WORK REQUEST — Nothing in the data should change when you return it, but leave the pictures out.

SUPPLIED RECORDS —
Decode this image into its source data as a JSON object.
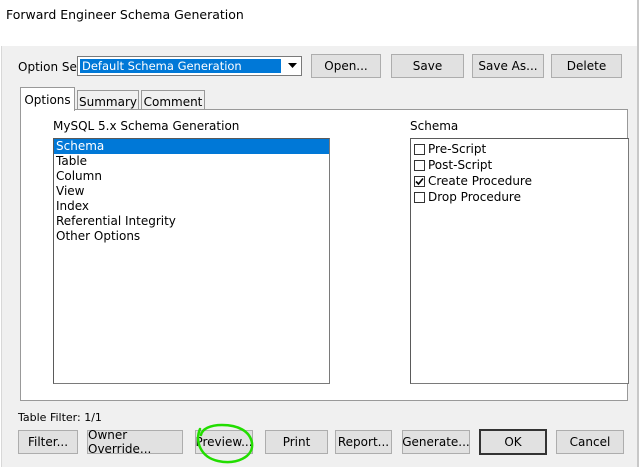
{
  "window": {
    "title": "Forward Engineer Schema Generation"
  },
  "option_set": {
    "label": "Option Set:",
    "value": "Default Schema Generation",
    "open_label": "Open...",
    "save_label": "Save",
    "save_as_label": "Save As...",
    "delete_label": "Delete"
  },
  "tabs": [
    {
      "label": "Options",
      "active": true
    },
    {
      "label": "Summary",
      "active": false
    },
    {
      "label": "Comment",
      "active": false
    }
  ],
  "options_list": {
    "header": "MySQL 5.x Schema Generation",
    "items": [
      "Schema",
      "Table",
      "Column",
      "View",
      "Index",
      "Referential Integrity",
      "Other Options"
    ],
    "selected": "Schema"
  },
  "schema": {
    "header": "Schema",
    "items": [
      {
        "label": "Pre-Script",
        "checked": false
      },
      {
        "label": "Post-Script",
        "checked": false
      },
      {
        "label": "Create Procedure",
        "checked": true
      },
      {
        "label": "Drop Procedure",
        "checked": false
      }
    ]
  },
  "status": {
    "table_filter": "Table Filter: 1/1"
  },
  "buttons": {
    "filter": "Filter...",
    "owner_override": "Owner Override...",
    "preview": "Preview...",
    "print": "Print",
    "report": "Report...",
    "generate": "Generate...",
    "ok": "OK",
    "cancel": "Cancel"
  },
  "colors": {
    "selection": "#0078d7",
    "annotation": "#22dd00",
    "dialog_bg": "#f0f0f0"
  }
}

RESPONSE AREA —
Decode this image into its source data as a JSON object.
{
  "window": {
    "title": "Forward Engineer Schema Generation"
  },
  "option_set": {
    "label": "Option Set:",
    "value": "Default Schema Generation",
    "open_label": "Open...",
    "save_label": "Save",
    "save_as_label": "Save As...",
    "delete_label": "Delete"
  },
  "tabs": [
    {
      "label": "Options",
      "active": true
    },
    {
      "label": "Summary",
      "active": false
    },
    {
      "label": "Comment",
      "active": false
    }
  ],
  "options_list": {
    "header": "MySQL 5.x Schema Generation",
    "items": [
      "Schema",
      "Table",
      "Column",
      "View",
      "Index",
      "Referential Integrity",
      "Other Options"
    ],
    "selected": "Schema"
  },
  "schema": {
    "header": "Schema",
    "items": [
      {
        "label": "Pre-Script",
        "checked": false
      },
      {
        "label": "Post-Script",
        "checked": false
      },
      {
        "label": "Create Procedure",
        "checked": true
      },
      {
        "label": "Drop Procedure",
        "checked": false
      }
    ]
  },
  "status": {
    "table_filter": "Table Filter: 1/1"
  },
  "buttons": {
    "filter": "Filter...",
    "owner_override": "Owner Override...",
    "preview": "Preview...",
    "print": "Print",
    "report": "Report...",
    "generate": "Generate...",
    "ok": "OK",
    "cancel": "Cancel"
  },
  "colors": {
    "selection": "#0078d7",
    "annotation": "#22dd00",
    "dialog_bg": "#f0f0f0"
  }
}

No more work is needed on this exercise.